## Stored items from a collection

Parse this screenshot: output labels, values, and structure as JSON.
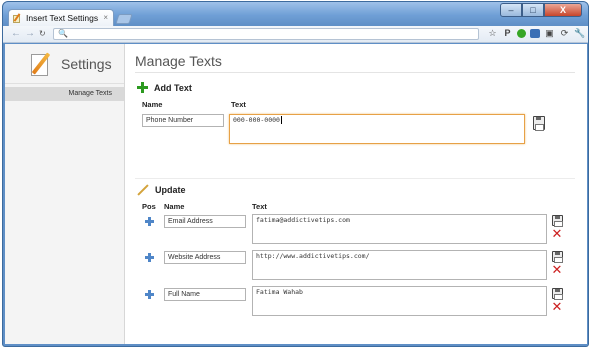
{
  "browser": {
    "tab_title": "Insert Text Settings",
    "tab_close": "×",
    "window_controls": {
      "minimize": "–",
      "maximize": "□",
      "close": "X"
    },
    "nav": {
      "back": "←",
      "forward": "→",
      "search_glyph": "🔍"
    },
    "toolbar_icons": [
      "star-icon",
      "p-extension-icon",
      "green-dot-icon",
      "cookie-icon",
      "puzzle-icon",
      "refresh-extension-icon",
      "wrench-icon"
    ]
  },
  "sidebar": {
    "title": "Settings",
    "items": [
      {
        "label": "Manage Texts",
        "selected": true
      }
    ]
  },
  "main": {
    "title": "Manage Texts",
    "add": {
      "heading": "Add Text",
      "name_label": "Name",
      "text_label": "Text",
      "name_value": "Phone Number",
      "text_value": "000-000-0000"
    },
    "update": {
      "heading": "Update",
      "pos_label": "Pos",
      "name_label": "Name",
      "text_label": "Text",
      "rows": [
        {
          "name": "Email Address",
          "text": "fatima@addictivetips.com"
        },
        {
          "name": "Website Address",
          "text": "http://www.addictivetips.com/"
        },
        {
          "name": "Full Name",
          "text": "Fatima Wahab"
        }
      ]
    }
  }
}
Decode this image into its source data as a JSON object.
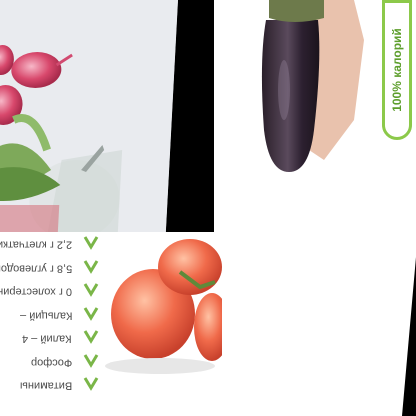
{
  "badge": {
    "text": "100% калорий"
  },
  "nutrition": {
    "rows": [
      {
        "text": "2,2 г клетчатки"
      },
      {
        "text": "5,8 г углеводов"
      },
      {
        "text": "0 г холестерина"
      },
      {
        "text": "Кальций –"
      },
      {
        "text": "Калий – 4"
      },
      {
        "text": "Фосфор"
      },
      {
        "text": "Витамины"
      }
    ]
  },
  "colors": {
    "check": "#7ab648",
    "badge_border": "#8cc94a"
  }
}
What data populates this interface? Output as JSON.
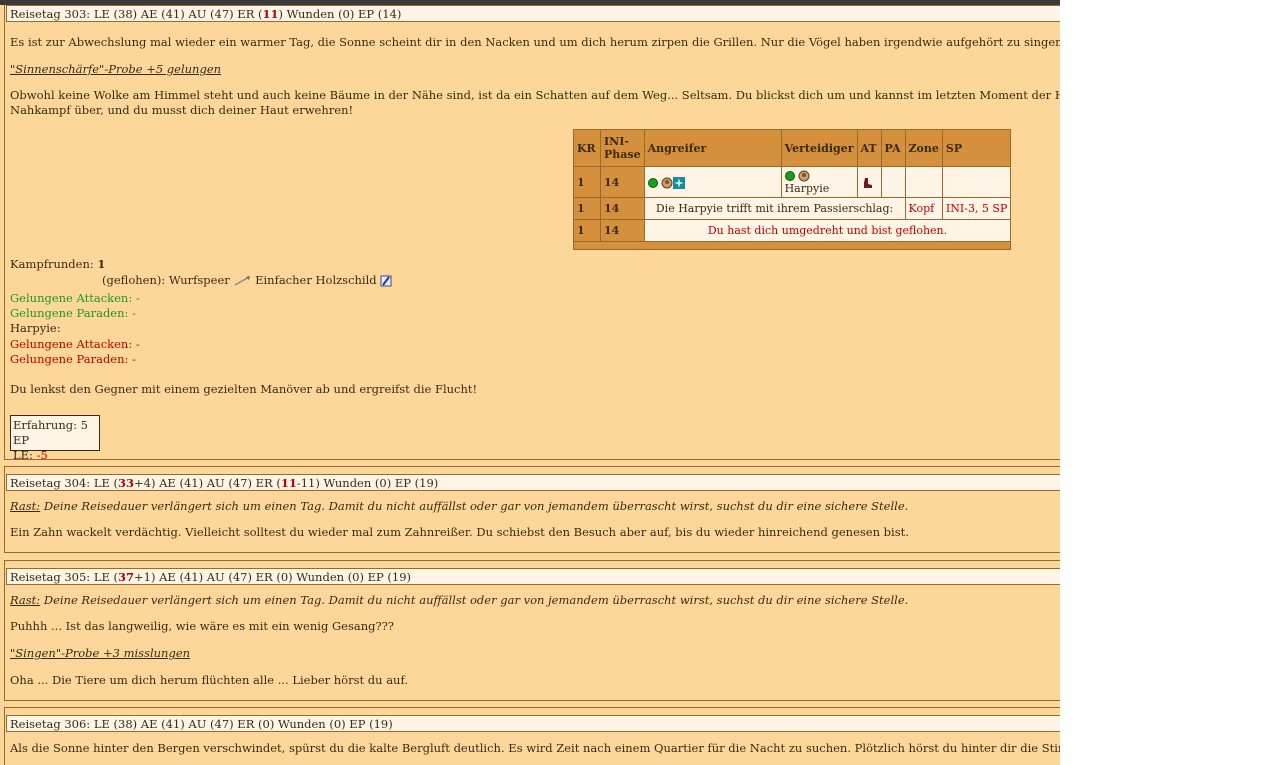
{
  "day303": {
    "head": {
      "a": "Reisetag 303: LE (38) AE (41) AU (47) ER (",
      "er": "11",
      "b": ") Wunden (0) EP (14)"
    },
    "text1": "Es ist zur Abwechslung mal wieder ein warmer Tag, die Sonne scheint dir in den Nacken und um dich herum zirpen die Grillen. Nur die Vögel haben irgendwie aufgehört zu singen...",
    "probe": "\"Sinnenschärfe\"-Probe +5 gelungen",
    "text2a": "Obwohl keine Wolke am Himmel steht und auch keine Bäume in der Nähe sind, ist da ein Schatten auf dem Weg... Seltsam. Du blickst dich um und kannst im letzten Moment der Harpyie ausweichen, die dich v",
    "text2b": "Nahkampf über, und du musst dich deiner Haut erwehren!",
    "table": {
      "headers": [
        "KR",
        "INI-",
        "Phase",
        "Angreifer",
        "Verteidiger",
        "AT",
        "PA",
        "Zone",
        "SP"
      ],
      "r1": {
        "kr": "1",
        "ini": "14",
        "defender": "Harpyie"
      },
      "r2": {
        "kr": "1",
        "ini": "14",
        "text": "Die Harpyie trifft mit ihrem Passierschlag:",
        "zone": "Kopf",
        "sp": "INI-3, 5 SP"
      },
      "r3": {
        "kr": "1",
        "ini": "14",
        "text": "Du hast dich umgedreht und bist geflohen."
      }
    },
    "kampfrunden_label": "Kampfrunden: ",
    "kampfrunden_value": "1",
    "weapons": "(geflohen): Wurfspeer",
    "shield": "Einfacher Holzschild",
    "att1": "Gelungene Attacken: -",
    "par1": "Gelungene Paraden: -",
    "enemy": "Harpyie:",
    "att2": "Gelungene Attacken: -",
    "par2": "Gelungene Paraden: -",
    "flight": "Du lenkst den Gegner mit einem gezielten Manöver ab und ergreifst die Flucht!",
    "exp": "Erfahrung: 5 EP",
    "le_label": "LE: ",
    "le_value": "-5"
  },
  "day304": {
    "head": {
      "a": "Reisetag 304: LE (",
      "le": "33",
      "b": "+4) AE (41) AU (47) ER (",
      "er": "11",
      "c": "-11) Wunden (0) EP (19)"
    },
    "rast_label": "Rast:",
    "rast_text": " Deine Reisedauer verlängert sich um einen Tag. Damit du nicht auffällst oder gar von jemandem überrascht wirst, suchst du dir eine sichere Stelle.",
    "text": "Ein Zahn wackelt verdächtig. Vielleicht solltest du wieder mal zum Zahnreißer. Du schiebst den Besuch aber auf, bis du wieder hinreichend genesen bist."
  },
  "day305": {
    "head": {
      "a": "Reisetag 305: LE (",
      "le": "37",
      "b": "+1) AE (41) AU (47) ER (0) Wunden (0) EP (19)"
    },
    "rast_label": "Rast:",
    "rast_text": " Deine Reisedauer verlängert sich um einen Tag. Damit du nicht auffällst oder gar von jemandem überrascht wirst, suchst du dir eine sichere Stelle.",
    "text1": "Puhhh ... Ist das langweilig, wie wäre es mit ein wenig Gesang???",
    "probe": "\"Singen\"-Probe +3 misslungen",
    "text2": "Oha ... Die Tiere um dich herum flüchten alle ... Lieber hörst du auf."
  },
  "day306": {
    "head": "Reisetag 306: LE (38) AE (41) AU (47) ER (0) Wunden (0) EP (19)",
    "text": "Als die Sonne hinter den Bergen verschwindet, spürst du die kalte Bergluft deutlich. Es wird Zeit nach einem Quartier für die Nacht zu suchen. Plötzlich hörst du hinter dir die Stimme eines Zwergen, der dich ve"
  },
  "colors": {
    "background": "#fdd79a",
    "header_bg": "#fff5e6",
    "table_head": "#d4903d",
    "red": "#c00000",
    "green": "#1f9a1f"
  }
}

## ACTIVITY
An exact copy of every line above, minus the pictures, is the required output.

## TASK RESPONSE
Parse this screenshot: output labels, values, and structure as JSON.
{
  "browser": {
    "tab_title": "Insert Text Settings",
    "tab_close": "×",
    "window_controls": {
      "minimize": "–",
      "maximize": "□",
      "close": "X"
    },
    "nav": {
      "back": "←",
      "forward": "→",
      "search_glyph": "🔍"
    },
    "toolbar_icons": [
      "star-icon",
      "p-extension-icon",
      "green-dot-icon",
      "cookie-icon",
      "puzzle-icon",
      "refresh-extension-icon",
      "wrench-icon"
    ]
  },
  "sidebar": {
    "title": "Settings",
    "items": [
      {
        "label": "Manage Texts",
        "selected": true
      }
    ]
  },
  "main": {
    "title": "Manage Texts",
    "add": {
      "heading": "Add Text",
      "name_label": "Name",
      "text_label": "Text",
      "name_value": "Phone Number",
      "text_value": "000-000-0000"
    },
    "update": {
      "heading": "Update",
      "pos_label": "Pos",
      "name_label": "Name",
      "text_label": "Text",
      "rows": [
        {
          "name": "Email Address",
          "text": "fatima@addictivetips.com"
        },
        {
          "name": "Website Address",
          "text": "http://www.addictivetips.com/"
        },
        {
          "name": "Full Name",
          "text": "Fatima Wahab"
        }
      ]
    }
  }
}
Decode this image into its source data as a JSON object.
{
  "badge": {
    "text": "100% калорий"
  },
  "nutrition": {
    "rows": [
      {
        "text": "2,2 г клетчатки"
      },
      {
        "text": "5,8 г углеводов"
      },
      {
        "text": "0 г холестерина"
      },
      {
        "text": "Кальций –"
      },
      {
        "text": "Калий – 4"
      },
      {
        "text": "Фосфор"
      },
      {
        "text": "Витамины"
      }
    ]
  },
  "colors": {
    "check": "#7ab648",
    "badge_border": "#8cc94a"
  }
}
What data populates this interface? Output as JSON.
{
  "day303": {
    "head": {
      "a": "Reisetag 303: LE (38) AE (41) AU (47) ER (",
      "er": "11",
      "b": ") Wunden (0) EP (14)"
    },
    "text1": "Es ist zur Abwechslung mal wieder ein warmer Tag, die Sonne scheint dir in den Nacken und um dich herum zirpen die Grillen. Nur die Vögel haben irgendwie aufgehört zu singen...",
    "probe": "\"Sinnenschärfe\"-Probe +5 gelungen",
    "text2a": "Obwohl keine Wolke am Himmel steht und auch keine Bäume in der Nähe sind, ist da ein Schatten auf dem Weg... Seltsam. Du blickst dich um und kannst im letzten Moment der Harpyie ausweichen, die dich v",
    "text2b": "Nahkampf über, und du musst dich deiner Haut erwehren!",
    "table": {
      "headers": [
        "KR",
        "INI-",
        "Phase",
        "Angreifer",
        "Verteidiger",
        "AT",
        "PA",
        "Zone",
        "SP"
      ],
      "r1": {
        "kr": "1",
        "ini": "14",
        "defender": "Harpyie"
      },
      "r2": {
        "kr": "1",
        "ini": "14",
        "text": "Die Harpyie trifft mit ihrem Passierschlag:",
        "zone": "Kopf",
        "sp": "INI-3, 5 SP"
      },
      "r3": {
        "kr": "1",
        "ini": "14",
        "text": "Du hast dich umgedreht und bist geflohen."
      }
    },
    "kampfrunden_label": "Kampfrunden: ",
    "kampfrunden_value": "1",
    "weapons": "(geflohen): Wurfspeer",
    "shield": "Einfacher Holzschild",
    "att1": "Gelungene Attacken: -",
    "par1": "Gelungene Paraden: -",
    "enemy": "Harpyie:",
    "att2": "Gelungene Attacken: -",
    "par2": "Gelungene Paraden: -",
    "flight": "Du lenkst den Gegner mit einem gezielten Manöver ab und ergreifst die Flucht!",
    "exp": "Erfahrung: 5 EP",
    "le_label": "LE: ",
    "le_value": "-5"
  },
  "day304": {
    "head": {
      "a": "Reisetag 304: LE (",
      "le": "33",
      "b": "+4) AE (41) AU (47) ER (",
      "er": "11",
      "c": "-11) Wunden (0) EP (19)"
    },
    "rast_label": "Rast:",
    "rast_text": " Deine Reisedauer verlängert sich um einen Tag. Damit du nicht auffällst oder gar von jemandem überrascht wirst, suchst du dir eine sichere Stelle.",
    "text": "Ein Zahn wackelt verdächtig. Vielleicht solltest du wieder mal zum Zahnreißer. Du schiebst den Besuch aber auf, bis du wieder hinreichend genesen bist."
  },
  "day305": {
    "head": {
      "a": "Reisetag 305: LE (",
      "le": "37",
      "b": "+1) AE (41) AU (47) ER (0) Wunden (0) EP (19)"
    },
    "rast_label": "Rast:",
    "rast_text": " Deine Reisedauer verlängert sich um einen Tag. Damit du nicht auffällst oder gar von jemandem überrascht wirst, suchst du dir eine sichere Stelle.",
    "text1": "Puhhh ... Ist das langweilig, wie wäre es mit ein wenig Gesang???",
    "probe": "\"Singen\"-Probe +3 misslungen",
    "text2": "Oha ... Die Tiere um dich herum flüchten alle ... Lieber hörst du auf."
  },
  "day306": {
    "head": "Reisetag 306: LE (38) AE (41) AU (47) ER (0) Wunden (0) EP (19)",
    "text": "Als die Sonne hinter den Bergen verschwindet, spürst du die kalte Bergluft deutlich. Es wird Zeit nach einem Quartier für die Nacht zu suchen. Plötzlich hörst du hinter dir die Stimme eines Zwergen, der dich ve"
  },
  "colors": {
    "background": "#fdd79a",
    "header_bg": "#fff5e6",
    "table_head": "#d4903d",
    "red": "#c00000",
    "green": "#1f9a1f"
  }
}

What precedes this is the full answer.